[Entries from a dataset of interfaces]
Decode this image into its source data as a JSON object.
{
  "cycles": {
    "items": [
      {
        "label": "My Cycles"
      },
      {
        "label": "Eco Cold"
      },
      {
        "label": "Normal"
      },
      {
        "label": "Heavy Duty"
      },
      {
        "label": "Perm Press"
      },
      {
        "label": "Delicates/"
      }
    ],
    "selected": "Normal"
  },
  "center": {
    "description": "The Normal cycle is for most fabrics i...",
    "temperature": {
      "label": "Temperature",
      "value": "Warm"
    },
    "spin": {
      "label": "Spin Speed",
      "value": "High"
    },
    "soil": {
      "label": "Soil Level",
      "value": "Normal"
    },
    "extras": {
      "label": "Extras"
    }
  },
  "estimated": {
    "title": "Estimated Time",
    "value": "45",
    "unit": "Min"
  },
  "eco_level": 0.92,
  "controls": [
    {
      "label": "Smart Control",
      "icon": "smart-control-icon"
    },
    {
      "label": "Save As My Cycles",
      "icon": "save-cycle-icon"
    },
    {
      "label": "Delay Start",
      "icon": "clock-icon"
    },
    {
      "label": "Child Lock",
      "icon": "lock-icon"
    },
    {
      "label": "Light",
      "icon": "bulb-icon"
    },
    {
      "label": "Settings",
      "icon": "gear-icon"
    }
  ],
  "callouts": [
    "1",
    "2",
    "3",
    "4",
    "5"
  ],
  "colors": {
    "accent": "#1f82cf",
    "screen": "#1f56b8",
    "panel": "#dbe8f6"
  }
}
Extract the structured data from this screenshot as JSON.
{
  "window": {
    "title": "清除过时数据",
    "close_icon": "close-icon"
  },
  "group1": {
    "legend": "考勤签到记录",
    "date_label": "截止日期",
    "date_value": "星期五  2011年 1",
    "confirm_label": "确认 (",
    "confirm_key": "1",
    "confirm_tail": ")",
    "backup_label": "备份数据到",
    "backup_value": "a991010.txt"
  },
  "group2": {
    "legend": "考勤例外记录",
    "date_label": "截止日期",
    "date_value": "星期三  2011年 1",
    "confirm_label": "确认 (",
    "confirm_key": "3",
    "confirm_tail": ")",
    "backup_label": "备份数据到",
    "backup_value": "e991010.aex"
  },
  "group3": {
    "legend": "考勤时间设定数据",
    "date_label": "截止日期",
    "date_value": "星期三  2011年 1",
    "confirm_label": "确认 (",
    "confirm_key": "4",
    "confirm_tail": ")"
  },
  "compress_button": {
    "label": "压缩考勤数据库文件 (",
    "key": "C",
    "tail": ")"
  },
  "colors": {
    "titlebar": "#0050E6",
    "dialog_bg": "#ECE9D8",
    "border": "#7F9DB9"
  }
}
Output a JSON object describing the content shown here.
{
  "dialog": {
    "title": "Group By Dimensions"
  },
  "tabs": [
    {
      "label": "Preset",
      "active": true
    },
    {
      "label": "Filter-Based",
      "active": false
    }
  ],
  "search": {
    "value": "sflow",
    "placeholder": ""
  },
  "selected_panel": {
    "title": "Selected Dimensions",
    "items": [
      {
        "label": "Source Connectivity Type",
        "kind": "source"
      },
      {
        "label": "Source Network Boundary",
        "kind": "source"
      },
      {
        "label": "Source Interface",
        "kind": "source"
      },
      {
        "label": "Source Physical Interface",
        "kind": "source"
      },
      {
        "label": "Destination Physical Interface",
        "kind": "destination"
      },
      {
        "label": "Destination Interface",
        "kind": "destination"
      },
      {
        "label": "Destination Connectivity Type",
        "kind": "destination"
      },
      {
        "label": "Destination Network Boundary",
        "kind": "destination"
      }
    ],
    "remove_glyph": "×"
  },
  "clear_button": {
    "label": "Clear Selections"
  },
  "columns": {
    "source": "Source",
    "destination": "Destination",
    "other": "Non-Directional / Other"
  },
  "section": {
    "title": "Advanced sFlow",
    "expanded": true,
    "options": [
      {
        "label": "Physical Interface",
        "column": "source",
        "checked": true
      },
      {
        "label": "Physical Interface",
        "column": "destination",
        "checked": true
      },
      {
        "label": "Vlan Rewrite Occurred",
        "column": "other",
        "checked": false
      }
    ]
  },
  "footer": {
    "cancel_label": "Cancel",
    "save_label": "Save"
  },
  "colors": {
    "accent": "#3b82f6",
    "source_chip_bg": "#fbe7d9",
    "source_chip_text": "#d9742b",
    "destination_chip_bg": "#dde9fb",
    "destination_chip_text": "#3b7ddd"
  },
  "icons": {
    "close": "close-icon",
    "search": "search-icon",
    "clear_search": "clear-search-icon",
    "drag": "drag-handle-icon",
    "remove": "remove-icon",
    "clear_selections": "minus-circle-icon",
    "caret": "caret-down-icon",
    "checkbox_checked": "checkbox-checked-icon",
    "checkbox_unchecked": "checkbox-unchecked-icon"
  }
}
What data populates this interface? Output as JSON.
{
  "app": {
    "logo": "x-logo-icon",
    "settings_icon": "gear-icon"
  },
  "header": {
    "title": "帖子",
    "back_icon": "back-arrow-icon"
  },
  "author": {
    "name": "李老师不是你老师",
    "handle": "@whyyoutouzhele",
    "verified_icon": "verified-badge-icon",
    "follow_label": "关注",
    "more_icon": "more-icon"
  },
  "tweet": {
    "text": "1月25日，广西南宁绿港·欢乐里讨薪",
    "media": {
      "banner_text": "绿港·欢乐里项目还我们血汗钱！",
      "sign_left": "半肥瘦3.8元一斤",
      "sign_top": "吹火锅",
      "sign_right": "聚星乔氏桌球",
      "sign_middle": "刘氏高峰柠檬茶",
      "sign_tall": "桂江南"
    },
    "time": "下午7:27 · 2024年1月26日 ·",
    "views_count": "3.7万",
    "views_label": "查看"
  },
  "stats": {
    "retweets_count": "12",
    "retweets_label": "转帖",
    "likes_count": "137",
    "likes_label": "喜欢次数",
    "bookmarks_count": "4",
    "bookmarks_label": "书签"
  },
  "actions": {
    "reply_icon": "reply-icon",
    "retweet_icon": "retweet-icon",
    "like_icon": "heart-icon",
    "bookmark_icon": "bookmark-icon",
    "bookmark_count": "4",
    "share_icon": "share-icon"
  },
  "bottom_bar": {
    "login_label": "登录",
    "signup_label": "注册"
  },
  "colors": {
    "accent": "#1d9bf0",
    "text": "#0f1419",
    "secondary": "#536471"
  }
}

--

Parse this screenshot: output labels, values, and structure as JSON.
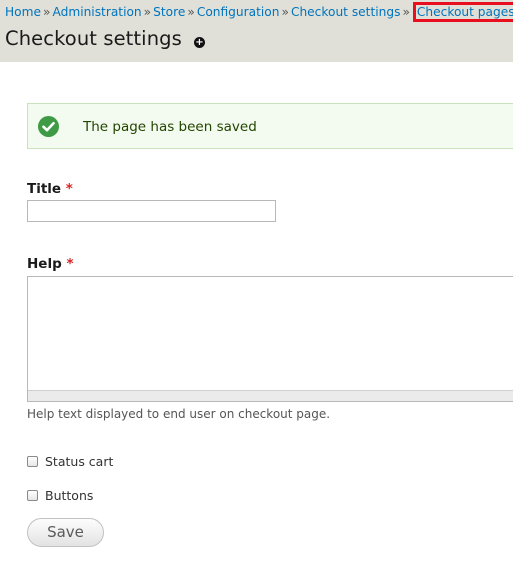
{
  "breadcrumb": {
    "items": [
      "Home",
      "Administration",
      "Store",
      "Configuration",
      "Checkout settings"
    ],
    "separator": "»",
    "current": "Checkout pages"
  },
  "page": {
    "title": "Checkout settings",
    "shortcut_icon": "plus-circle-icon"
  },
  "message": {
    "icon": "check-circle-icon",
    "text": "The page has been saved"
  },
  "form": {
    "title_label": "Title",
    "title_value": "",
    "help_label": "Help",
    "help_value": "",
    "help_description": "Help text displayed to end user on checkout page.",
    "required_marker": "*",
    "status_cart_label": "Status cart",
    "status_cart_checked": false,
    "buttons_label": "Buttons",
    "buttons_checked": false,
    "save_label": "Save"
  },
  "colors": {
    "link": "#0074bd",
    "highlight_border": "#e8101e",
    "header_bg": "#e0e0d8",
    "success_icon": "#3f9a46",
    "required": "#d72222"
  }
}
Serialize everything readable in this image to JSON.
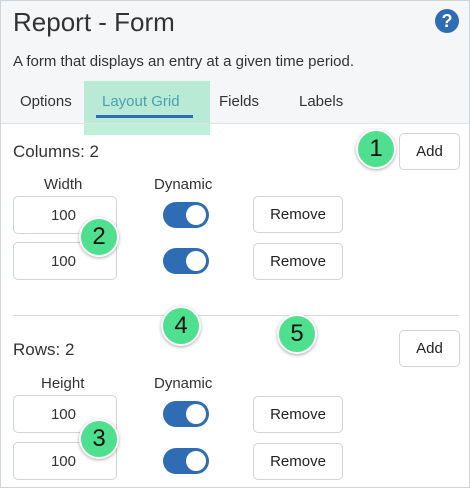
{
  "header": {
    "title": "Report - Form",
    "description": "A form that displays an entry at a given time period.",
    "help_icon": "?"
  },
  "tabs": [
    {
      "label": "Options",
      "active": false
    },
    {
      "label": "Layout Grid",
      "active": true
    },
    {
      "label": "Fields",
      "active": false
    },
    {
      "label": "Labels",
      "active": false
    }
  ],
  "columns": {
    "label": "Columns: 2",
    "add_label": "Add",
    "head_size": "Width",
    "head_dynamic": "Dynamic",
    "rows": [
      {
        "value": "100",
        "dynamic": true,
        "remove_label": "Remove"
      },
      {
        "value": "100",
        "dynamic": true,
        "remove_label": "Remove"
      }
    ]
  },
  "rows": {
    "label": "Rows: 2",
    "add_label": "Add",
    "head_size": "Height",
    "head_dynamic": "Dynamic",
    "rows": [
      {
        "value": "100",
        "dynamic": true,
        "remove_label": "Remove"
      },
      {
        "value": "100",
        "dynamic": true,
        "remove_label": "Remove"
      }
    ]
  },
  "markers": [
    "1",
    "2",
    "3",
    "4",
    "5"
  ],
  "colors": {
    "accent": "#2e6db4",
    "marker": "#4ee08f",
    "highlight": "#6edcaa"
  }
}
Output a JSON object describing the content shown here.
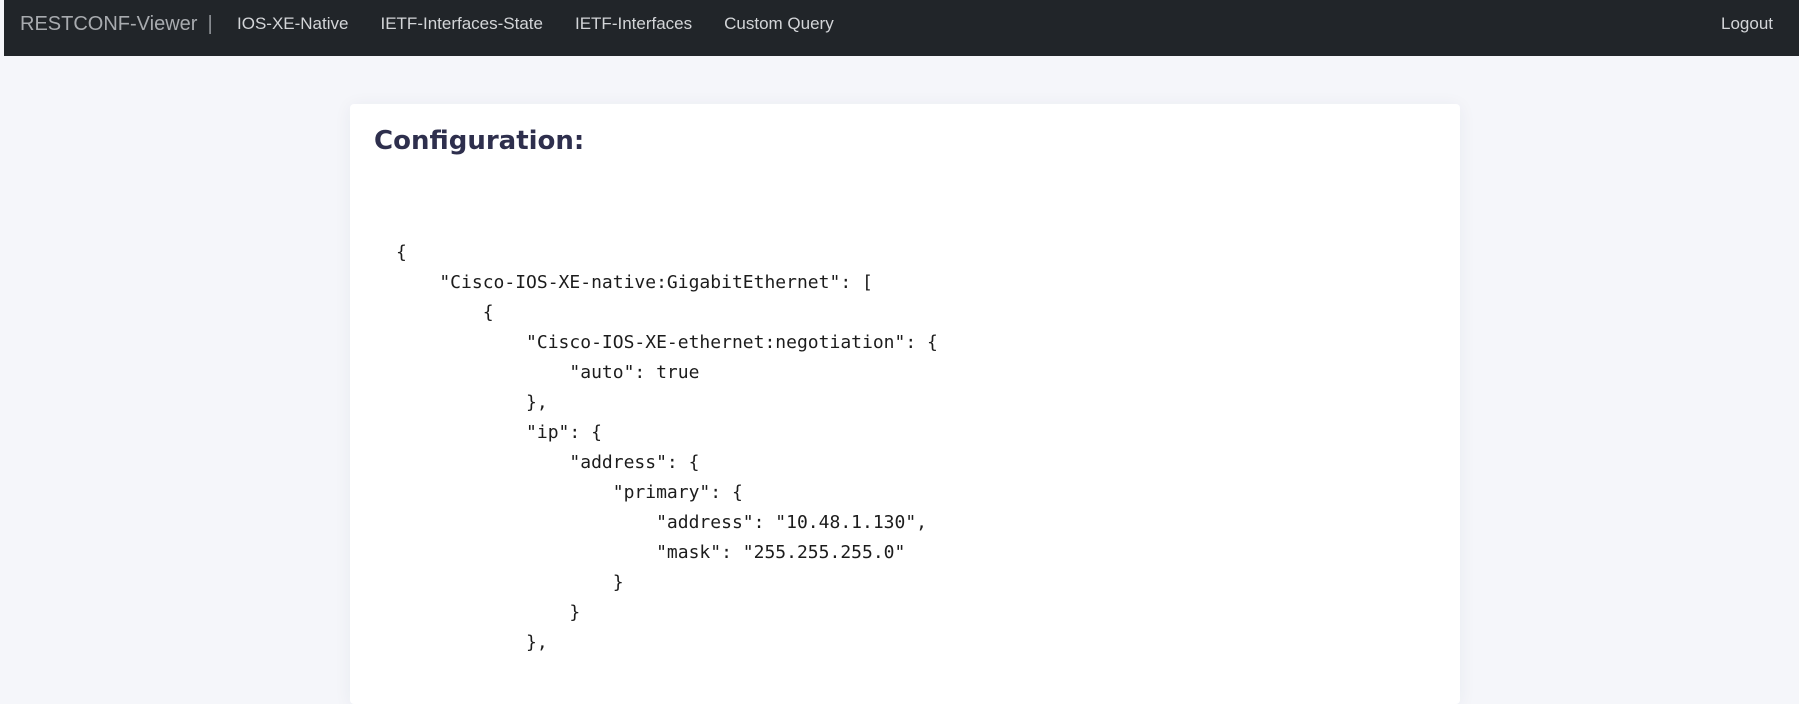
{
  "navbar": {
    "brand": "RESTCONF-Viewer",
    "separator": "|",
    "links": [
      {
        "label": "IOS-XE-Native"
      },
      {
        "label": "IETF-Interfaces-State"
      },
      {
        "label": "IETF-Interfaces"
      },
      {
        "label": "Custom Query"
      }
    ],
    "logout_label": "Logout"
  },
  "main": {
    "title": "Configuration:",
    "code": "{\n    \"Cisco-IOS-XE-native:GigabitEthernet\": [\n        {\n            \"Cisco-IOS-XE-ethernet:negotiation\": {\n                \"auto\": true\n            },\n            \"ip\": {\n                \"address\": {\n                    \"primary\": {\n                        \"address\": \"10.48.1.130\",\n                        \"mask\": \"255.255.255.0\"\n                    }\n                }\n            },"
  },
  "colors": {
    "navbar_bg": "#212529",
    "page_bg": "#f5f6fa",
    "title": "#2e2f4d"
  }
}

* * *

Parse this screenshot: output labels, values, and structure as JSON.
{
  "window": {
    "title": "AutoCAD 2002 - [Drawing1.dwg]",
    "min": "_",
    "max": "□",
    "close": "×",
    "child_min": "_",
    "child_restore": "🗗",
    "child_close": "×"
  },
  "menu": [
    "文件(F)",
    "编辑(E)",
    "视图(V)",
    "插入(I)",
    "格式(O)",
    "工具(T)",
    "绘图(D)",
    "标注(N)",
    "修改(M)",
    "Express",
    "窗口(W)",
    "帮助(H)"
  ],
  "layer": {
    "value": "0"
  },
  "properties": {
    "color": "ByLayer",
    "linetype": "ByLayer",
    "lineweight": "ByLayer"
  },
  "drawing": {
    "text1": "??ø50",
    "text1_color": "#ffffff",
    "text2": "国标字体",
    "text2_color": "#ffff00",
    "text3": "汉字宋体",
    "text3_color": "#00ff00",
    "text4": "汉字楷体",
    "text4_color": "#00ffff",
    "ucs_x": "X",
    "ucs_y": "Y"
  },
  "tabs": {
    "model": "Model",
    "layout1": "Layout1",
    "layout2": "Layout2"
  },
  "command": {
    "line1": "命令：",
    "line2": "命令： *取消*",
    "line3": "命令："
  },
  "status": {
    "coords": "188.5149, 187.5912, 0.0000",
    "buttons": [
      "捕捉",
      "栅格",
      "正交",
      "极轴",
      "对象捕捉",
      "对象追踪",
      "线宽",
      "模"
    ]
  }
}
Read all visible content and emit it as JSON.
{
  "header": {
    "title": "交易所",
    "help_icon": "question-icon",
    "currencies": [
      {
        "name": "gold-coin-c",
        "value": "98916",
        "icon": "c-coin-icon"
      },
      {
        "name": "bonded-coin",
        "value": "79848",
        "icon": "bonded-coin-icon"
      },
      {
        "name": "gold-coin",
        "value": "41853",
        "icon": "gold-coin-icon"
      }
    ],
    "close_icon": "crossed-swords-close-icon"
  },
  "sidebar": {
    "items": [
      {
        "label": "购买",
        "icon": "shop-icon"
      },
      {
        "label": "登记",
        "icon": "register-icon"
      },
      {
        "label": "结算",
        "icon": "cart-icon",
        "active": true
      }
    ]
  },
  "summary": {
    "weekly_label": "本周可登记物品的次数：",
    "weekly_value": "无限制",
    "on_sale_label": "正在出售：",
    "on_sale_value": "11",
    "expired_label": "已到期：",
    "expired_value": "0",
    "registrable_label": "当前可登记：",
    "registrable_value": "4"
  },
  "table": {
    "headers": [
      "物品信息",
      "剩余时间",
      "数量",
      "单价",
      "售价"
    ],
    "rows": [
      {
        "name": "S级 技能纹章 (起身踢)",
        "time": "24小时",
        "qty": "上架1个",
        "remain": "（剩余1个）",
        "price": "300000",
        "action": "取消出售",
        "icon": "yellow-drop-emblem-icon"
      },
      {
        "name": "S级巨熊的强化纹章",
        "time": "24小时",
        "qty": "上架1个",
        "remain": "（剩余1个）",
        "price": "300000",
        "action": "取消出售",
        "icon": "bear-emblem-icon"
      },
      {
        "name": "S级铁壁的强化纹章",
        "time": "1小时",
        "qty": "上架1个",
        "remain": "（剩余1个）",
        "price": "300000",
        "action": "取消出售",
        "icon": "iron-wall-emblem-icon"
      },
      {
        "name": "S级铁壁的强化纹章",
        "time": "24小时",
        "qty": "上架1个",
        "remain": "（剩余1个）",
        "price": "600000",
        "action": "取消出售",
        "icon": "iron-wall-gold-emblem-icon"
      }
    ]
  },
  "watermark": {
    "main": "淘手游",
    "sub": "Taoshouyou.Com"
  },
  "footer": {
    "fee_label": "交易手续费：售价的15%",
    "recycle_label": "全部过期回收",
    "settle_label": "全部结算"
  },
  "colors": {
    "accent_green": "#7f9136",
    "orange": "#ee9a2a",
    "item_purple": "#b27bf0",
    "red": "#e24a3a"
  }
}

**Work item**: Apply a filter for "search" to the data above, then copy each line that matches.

**Answer to the problem**:
  "search": {
    "search": "search-icon",
    "clear_search": "clear-search-icon",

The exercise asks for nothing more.